TASK DIRECTIONS
Lift out all lines below that contain "selected".

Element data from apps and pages
________________

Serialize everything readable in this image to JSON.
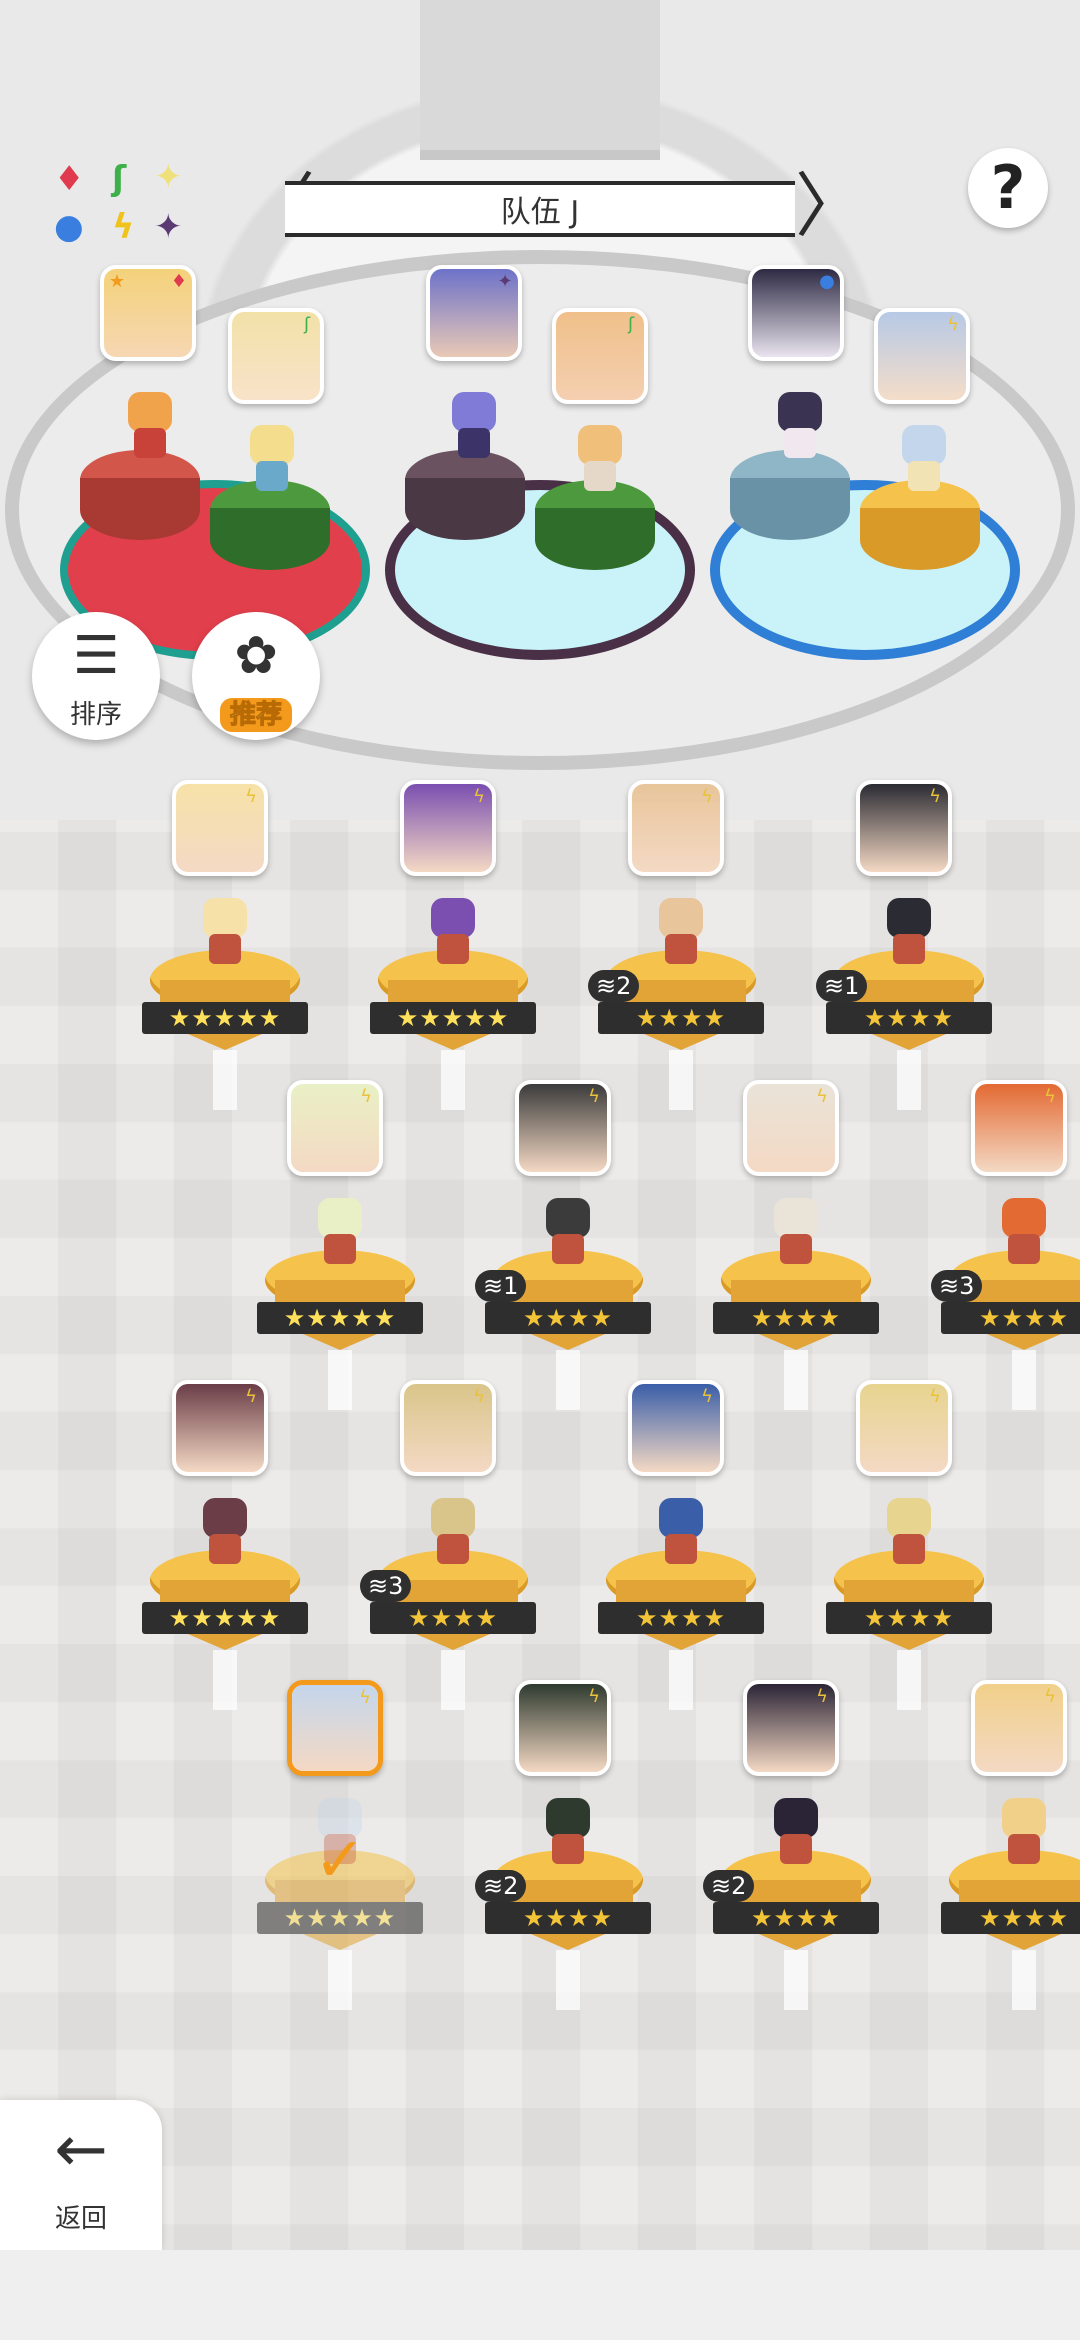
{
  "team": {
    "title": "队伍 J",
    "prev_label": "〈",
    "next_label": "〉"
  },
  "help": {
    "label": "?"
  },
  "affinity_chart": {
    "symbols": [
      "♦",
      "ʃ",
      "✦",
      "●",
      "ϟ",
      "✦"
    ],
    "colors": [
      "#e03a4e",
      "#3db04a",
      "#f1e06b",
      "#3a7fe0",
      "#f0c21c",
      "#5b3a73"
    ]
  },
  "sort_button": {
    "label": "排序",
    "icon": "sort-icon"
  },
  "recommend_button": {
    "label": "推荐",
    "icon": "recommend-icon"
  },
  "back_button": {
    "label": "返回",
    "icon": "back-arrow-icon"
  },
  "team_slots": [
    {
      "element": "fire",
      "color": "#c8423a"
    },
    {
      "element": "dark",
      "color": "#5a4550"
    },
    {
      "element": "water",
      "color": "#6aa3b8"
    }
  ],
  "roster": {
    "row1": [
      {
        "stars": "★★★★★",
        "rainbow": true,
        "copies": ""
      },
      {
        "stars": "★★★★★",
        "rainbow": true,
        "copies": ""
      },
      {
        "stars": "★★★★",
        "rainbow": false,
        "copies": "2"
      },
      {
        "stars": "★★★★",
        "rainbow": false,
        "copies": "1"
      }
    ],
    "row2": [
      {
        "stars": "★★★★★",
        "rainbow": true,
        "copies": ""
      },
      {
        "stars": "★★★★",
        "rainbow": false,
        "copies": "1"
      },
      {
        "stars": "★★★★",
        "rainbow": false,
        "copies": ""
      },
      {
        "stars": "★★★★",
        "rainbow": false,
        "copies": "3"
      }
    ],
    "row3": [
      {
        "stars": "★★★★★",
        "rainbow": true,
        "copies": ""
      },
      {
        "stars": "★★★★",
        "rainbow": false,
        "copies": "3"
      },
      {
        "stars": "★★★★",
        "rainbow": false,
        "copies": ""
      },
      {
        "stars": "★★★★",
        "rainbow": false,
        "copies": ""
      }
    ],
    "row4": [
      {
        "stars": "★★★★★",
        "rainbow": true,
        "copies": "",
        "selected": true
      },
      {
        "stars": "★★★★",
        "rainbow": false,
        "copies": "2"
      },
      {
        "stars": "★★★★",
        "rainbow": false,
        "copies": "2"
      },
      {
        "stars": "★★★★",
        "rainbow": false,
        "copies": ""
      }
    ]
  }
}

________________

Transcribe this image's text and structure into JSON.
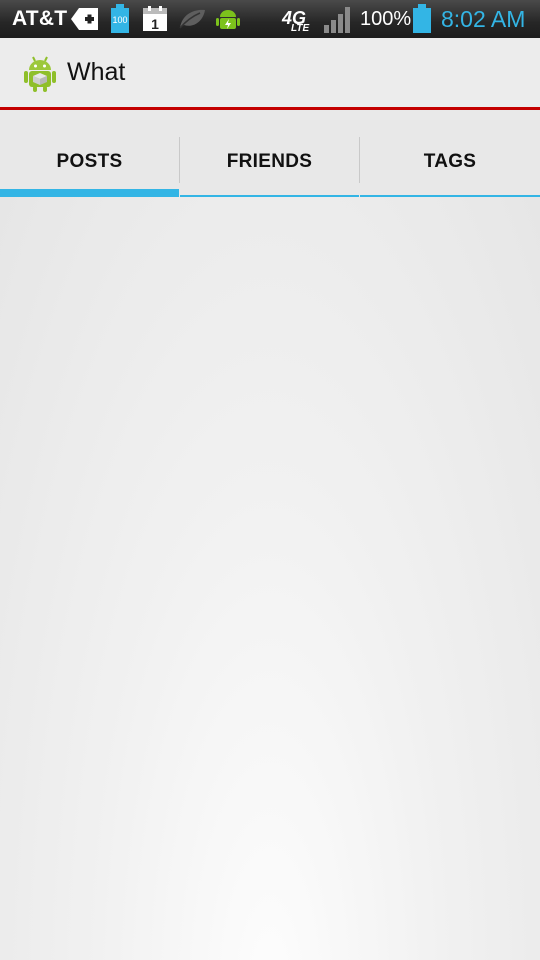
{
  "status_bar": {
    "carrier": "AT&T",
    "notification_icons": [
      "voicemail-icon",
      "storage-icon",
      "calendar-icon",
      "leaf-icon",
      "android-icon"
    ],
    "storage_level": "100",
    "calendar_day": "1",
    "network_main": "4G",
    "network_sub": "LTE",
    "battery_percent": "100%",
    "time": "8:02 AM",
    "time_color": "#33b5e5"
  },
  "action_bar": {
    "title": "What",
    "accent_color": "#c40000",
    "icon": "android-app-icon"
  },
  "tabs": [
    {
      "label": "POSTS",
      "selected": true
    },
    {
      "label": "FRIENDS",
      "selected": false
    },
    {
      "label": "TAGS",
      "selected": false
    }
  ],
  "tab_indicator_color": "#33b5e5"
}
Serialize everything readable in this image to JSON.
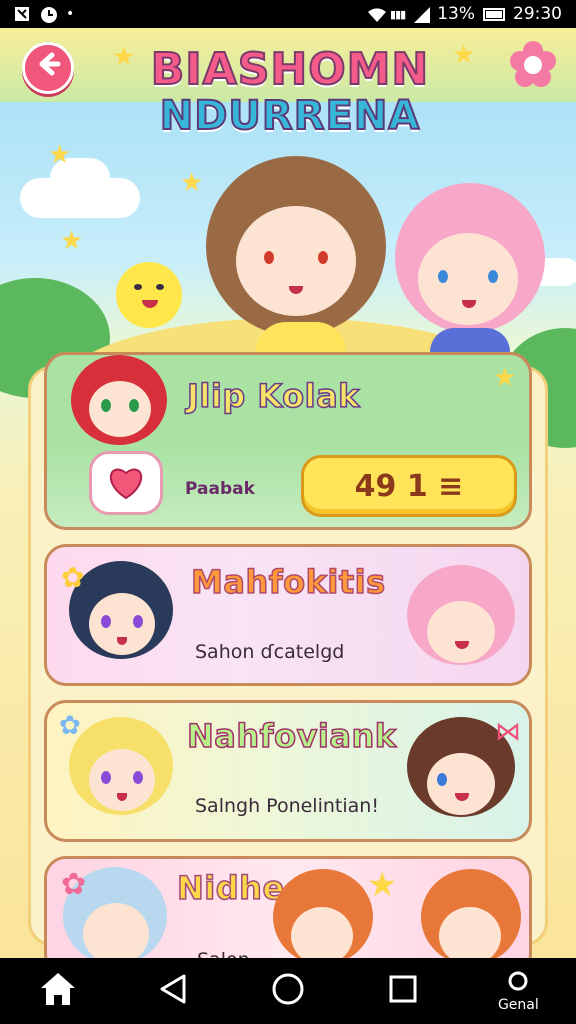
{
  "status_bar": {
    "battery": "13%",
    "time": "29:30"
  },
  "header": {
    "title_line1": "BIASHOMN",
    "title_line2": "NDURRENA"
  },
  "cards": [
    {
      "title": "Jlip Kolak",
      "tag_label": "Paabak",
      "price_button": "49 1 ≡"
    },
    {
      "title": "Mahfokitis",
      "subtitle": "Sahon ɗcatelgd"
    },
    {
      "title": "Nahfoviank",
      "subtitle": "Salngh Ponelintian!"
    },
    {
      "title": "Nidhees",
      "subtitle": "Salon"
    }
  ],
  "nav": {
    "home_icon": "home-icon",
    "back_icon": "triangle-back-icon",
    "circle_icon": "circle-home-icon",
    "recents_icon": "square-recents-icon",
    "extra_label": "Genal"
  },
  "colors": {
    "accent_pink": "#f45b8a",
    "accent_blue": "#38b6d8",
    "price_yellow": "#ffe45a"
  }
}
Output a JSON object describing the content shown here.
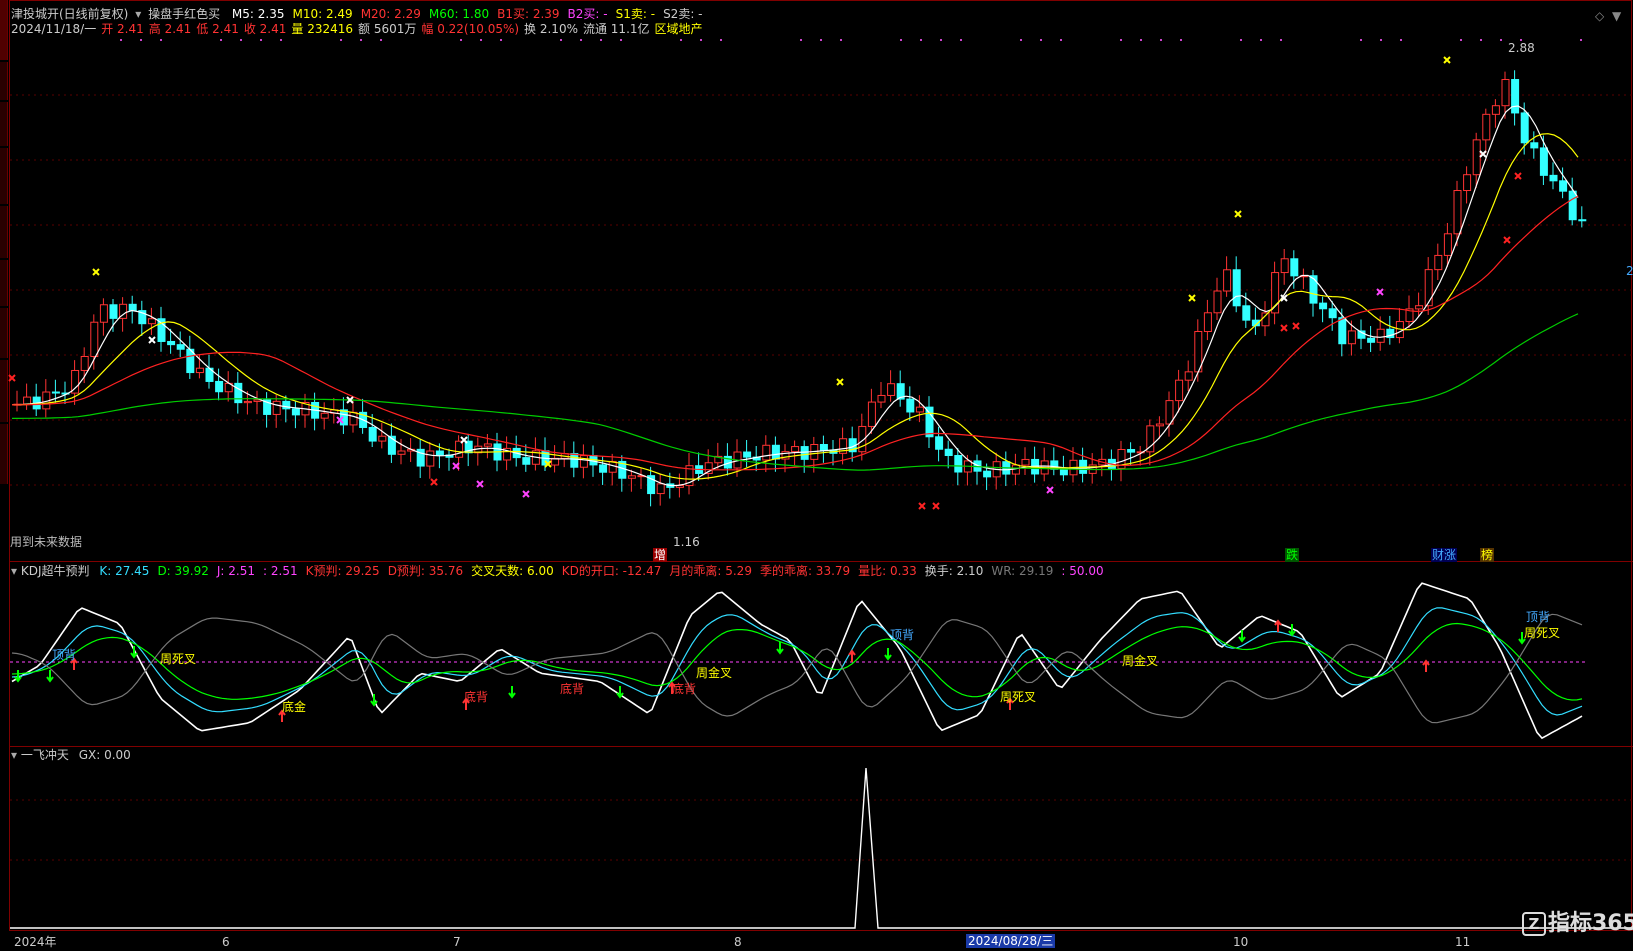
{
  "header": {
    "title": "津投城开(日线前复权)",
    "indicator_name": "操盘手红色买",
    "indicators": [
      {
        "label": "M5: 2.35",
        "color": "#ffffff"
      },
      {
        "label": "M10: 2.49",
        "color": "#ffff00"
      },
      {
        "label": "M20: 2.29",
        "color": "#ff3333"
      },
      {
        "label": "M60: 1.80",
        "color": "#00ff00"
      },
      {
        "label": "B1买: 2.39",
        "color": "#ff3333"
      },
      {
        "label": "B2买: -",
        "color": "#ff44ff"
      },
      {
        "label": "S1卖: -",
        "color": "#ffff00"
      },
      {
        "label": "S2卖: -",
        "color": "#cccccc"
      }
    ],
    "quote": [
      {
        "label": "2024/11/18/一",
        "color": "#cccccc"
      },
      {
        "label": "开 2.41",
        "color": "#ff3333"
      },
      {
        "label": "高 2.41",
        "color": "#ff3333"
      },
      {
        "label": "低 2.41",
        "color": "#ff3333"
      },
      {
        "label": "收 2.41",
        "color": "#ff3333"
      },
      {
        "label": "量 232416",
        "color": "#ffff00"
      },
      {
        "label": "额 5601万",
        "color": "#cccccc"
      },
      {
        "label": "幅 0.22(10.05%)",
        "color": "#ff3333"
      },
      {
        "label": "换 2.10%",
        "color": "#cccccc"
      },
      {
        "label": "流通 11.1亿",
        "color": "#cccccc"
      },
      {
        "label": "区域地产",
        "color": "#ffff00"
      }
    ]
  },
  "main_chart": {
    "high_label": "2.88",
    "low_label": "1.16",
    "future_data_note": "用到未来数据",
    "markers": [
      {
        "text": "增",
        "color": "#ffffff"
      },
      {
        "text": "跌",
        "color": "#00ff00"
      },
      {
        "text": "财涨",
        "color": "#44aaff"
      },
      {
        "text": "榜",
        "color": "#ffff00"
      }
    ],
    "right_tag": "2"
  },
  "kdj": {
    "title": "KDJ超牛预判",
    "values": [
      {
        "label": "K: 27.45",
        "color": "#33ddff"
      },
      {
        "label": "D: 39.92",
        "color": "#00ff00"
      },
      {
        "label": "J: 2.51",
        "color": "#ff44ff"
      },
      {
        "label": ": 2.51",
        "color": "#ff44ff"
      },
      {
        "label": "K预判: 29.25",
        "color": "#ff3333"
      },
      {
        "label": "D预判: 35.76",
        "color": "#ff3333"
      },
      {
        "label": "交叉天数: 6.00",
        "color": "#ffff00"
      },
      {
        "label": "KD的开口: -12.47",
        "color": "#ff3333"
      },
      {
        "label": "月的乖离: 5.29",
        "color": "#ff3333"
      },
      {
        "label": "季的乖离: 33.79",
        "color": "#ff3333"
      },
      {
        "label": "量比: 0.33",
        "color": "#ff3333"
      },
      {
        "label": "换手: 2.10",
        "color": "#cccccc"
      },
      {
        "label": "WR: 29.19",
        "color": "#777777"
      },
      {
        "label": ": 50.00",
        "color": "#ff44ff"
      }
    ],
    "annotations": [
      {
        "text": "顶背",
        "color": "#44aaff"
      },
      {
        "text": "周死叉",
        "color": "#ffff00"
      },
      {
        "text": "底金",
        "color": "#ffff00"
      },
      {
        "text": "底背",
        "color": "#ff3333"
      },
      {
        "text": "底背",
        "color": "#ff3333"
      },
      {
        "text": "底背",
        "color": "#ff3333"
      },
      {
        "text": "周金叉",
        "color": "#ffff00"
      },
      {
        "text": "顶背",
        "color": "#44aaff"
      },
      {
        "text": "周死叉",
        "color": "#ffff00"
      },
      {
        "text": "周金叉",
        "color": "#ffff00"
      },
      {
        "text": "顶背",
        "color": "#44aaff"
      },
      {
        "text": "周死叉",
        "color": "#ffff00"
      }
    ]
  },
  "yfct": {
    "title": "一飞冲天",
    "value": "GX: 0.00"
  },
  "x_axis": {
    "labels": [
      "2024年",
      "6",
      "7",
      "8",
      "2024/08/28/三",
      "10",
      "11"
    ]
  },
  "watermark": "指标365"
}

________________

RESPONSE
        "selected": true
      "selected": true
      "selected": false
      "selected": false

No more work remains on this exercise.